■ Task item ■
Where the string "CHoCH" occurs in the material below, report the whole line.

■ Data extract ■
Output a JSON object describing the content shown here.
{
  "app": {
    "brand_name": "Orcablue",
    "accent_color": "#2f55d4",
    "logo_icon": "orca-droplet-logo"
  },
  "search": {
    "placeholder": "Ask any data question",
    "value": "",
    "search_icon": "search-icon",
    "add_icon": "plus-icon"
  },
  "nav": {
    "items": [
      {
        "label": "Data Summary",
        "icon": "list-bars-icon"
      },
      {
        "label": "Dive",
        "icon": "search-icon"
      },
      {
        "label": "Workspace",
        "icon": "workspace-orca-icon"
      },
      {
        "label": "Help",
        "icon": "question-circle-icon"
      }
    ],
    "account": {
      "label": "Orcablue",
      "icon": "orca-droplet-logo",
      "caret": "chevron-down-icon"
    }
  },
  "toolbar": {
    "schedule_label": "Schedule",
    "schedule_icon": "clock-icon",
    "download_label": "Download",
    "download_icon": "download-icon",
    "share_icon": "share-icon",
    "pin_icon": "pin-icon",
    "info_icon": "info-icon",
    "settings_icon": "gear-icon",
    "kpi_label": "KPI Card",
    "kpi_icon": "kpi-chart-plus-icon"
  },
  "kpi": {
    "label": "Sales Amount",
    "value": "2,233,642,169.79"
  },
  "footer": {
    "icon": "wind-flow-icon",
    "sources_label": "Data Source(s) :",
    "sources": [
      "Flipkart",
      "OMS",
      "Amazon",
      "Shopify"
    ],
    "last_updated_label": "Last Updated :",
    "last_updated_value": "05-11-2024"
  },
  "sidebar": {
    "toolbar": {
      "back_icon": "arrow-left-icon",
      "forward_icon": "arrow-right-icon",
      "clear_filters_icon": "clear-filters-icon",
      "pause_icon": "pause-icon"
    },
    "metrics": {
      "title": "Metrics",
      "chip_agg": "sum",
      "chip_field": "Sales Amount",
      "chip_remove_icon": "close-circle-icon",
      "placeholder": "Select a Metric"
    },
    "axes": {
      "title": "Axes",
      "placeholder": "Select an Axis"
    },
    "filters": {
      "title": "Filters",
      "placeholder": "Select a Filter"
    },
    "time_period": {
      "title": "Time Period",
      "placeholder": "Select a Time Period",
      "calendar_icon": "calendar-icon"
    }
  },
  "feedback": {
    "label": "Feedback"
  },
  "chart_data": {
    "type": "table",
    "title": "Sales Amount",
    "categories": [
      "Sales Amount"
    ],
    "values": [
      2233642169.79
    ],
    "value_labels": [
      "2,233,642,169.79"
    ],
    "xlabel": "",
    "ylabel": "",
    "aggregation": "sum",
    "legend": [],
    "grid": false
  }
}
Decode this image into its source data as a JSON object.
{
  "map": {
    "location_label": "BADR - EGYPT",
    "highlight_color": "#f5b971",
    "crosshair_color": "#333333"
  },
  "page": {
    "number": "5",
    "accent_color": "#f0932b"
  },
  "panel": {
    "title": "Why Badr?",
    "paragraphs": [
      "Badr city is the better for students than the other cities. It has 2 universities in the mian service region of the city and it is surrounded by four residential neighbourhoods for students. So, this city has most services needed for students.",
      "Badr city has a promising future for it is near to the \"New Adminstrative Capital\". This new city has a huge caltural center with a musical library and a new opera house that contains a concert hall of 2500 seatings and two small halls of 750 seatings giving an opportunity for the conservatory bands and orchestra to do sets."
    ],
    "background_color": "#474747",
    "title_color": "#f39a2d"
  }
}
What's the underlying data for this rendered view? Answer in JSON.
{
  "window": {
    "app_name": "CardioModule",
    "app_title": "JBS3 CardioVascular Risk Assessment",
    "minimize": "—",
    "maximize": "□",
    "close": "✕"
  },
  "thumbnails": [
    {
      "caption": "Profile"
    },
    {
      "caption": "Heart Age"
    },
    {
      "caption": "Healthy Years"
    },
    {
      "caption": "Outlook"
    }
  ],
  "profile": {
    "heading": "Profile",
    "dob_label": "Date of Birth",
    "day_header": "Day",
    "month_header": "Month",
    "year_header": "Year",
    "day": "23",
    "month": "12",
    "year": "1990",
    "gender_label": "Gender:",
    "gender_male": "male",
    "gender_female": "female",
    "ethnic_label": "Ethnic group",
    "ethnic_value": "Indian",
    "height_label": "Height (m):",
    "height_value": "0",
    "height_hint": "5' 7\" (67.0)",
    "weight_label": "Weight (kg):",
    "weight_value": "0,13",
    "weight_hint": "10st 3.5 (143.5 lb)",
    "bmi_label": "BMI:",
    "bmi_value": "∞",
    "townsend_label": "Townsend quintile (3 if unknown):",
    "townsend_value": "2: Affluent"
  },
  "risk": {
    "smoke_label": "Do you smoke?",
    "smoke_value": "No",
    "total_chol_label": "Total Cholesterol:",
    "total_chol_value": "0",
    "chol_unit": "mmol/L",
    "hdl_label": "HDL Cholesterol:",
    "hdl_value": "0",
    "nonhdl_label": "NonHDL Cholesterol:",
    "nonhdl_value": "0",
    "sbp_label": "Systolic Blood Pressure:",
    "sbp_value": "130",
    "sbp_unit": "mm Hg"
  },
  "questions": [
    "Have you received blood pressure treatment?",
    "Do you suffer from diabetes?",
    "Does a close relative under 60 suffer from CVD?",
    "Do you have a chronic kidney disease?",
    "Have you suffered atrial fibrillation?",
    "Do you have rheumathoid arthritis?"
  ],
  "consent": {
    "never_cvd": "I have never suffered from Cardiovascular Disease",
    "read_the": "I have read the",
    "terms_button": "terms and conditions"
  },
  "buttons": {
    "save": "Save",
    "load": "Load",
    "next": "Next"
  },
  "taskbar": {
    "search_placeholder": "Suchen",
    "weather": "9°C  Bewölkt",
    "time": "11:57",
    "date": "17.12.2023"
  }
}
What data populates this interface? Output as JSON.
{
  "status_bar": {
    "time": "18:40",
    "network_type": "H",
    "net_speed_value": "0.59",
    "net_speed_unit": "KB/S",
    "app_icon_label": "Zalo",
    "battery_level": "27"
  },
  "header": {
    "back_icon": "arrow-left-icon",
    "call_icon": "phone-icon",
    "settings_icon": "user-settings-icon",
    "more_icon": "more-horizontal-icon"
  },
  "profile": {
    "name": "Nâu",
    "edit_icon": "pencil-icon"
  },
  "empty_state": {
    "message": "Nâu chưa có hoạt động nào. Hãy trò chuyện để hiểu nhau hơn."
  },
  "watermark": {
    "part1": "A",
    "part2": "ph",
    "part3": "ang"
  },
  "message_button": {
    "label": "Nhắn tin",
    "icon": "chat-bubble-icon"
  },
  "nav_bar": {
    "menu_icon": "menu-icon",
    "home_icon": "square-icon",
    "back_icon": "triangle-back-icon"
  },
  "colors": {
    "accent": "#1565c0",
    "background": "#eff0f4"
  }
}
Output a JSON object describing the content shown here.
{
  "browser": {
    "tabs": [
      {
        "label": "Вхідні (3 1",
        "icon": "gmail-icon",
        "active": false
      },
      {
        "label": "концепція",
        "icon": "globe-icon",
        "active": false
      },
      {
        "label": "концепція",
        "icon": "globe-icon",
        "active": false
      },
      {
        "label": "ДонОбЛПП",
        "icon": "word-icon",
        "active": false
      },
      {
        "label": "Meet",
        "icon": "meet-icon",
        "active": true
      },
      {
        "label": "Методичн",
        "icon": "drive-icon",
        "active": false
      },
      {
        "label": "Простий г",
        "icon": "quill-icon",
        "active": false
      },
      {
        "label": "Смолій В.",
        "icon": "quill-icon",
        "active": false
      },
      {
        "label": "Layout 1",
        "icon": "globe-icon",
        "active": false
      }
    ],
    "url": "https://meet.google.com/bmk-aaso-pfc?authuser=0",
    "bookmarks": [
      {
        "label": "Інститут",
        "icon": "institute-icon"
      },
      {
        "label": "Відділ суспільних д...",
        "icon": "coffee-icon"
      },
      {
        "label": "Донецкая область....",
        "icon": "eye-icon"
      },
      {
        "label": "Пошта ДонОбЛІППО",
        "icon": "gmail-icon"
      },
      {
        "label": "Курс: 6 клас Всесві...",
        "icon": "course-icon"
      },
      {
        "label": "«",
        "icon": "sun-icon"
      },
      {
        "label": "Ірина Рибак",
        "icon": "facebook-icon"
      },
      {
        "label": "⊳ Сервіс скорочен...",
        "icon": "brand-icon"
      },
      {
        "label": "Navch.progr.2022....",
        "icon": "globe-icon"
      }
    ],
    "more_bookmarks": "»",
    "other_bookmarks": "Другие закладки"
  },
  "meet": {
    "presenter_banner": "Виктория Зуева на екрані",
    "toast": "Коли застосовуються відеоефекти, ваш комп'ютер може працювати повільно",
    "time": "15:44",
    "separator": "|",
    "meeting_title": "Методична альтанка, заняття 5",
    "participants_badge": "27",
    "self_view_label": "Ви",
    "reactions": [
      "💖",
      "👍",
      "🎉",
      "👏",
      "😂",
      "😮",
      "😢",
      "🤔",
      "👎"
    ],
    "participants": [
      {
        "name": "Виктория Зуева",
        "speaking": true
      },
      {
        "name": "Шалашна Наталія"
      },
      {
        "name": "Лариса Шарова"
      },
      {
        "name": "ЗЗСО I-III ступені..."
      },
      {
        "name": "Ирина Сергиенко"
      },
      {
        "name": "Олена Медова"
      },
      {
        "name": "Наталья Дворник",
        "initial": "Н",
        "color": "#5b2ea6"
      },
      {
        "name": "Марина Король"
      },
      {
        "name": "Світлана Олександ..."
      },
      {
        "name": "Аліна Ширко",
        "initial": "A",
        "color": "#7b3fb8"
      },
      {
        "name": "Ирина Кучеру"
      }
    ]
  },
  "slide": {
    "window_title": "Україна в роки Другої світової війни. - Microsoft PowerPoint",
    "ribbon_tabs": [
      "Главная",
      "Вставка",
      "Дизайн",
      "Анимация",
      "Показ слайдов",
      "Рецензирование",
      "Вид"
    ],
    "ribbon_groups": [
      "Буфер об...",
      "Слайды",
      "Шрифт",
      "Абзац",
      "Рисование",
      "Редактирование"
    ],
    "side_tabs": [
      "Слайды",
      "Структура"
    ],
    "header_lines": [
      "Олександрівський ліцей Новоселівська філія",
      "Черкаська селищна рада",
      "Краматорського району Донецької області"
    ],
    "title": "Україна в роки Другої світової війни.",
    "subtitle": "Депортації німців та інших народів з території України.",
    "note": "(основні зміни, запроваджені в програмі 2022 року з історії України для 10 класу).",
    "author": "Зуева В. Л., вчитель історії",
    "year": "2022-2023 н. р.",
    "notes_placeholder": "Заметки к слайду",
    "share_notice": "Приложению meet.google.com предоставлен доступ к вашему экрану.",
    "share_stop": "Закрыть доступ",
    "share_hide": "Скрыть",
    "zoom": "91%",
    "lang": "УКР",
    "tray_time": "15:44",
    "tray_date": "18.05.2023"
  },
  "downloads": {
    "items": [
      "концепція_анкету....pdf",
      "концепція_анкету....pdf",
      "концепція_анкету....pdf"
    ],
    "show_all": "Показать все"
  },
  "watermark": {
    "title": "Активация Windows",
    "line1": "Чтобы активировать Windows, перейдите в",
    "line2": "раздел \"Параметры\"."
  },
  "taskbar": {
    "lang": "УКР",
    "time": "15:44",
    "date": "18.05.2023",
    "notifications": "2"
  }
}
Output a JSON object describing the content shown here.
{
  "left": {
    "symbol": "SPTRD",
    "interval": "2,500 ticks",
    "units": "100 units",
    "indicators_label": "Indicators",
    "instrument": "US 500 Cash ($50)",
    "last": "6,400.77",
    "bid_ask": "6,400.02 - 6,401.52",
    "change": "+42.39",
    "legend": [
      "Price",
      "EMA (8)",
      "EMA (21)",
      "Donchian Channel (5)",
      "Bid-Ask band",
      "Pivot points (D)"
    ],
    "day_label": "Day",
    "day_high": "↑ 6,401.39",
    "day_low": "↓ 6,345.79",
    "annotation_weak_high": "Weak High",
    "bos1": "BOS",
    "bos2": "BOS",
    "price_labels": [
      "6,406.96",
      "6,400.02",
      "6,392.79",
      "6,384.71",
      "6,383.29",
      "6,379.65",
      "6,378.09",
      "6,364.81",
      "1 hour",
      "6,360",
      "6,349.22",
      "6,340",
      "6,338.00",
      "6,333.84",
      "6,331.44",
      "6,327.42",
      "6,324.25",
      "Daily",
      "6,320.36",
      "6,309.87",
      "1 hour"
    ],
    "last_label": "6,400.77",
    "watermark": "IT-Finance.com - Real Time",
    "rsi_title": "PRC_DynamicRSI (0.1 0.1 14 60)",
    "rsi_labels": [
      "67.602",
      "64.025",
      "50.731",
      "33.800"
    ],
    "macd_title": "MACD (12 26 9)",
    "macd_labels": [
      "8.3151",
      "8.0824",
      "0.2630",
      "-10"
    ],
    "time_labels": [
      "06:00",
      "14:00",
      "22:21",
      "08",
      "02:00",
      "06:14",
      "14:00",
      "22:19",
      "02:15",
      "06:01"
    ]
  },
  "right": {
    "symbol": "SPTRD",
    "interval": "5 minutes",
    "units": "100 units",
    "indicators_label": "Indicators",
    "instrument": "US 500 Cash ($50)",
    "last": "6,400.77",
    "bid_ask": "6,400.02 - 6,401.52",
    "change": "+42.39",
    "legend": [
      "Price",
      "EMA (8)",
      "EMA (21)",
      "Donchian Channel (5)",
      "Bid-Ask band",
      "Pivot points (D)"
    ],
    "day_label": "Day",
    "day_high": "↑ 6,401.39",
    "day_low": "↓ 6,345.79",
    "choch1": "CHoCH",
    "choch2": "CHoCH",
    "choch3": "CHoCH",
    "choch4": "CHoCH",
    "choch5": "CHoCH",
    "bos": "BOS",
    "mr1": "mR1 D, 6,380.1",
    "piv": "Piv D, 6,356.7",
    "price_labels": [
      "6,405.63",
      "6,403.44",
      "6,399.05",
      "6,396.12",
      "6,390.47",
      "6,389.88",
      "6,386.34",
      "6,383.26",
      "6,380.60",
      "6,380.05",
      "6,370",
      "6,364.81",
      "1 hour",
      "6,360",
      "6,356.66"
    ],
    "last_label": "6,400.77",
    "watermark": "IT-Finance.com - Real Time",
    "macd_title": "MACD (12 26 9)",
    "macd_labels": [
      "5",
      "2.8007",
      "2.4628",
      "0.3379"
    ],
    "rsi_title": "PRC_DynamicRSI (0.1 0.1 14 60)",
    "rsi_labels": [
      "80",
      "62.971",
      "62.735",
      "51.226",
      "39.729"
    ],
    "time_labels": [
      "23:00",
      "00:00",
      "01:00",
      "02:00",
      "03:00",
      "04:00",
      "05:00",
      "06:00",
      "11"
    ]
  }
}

■ Output ■
    "choch1": "CHoCH",
    "choch2": "CHoCH",
    "choch3": "CHoCH",
    "choch4": "CHoCH",
    "choch5": "CHoCH",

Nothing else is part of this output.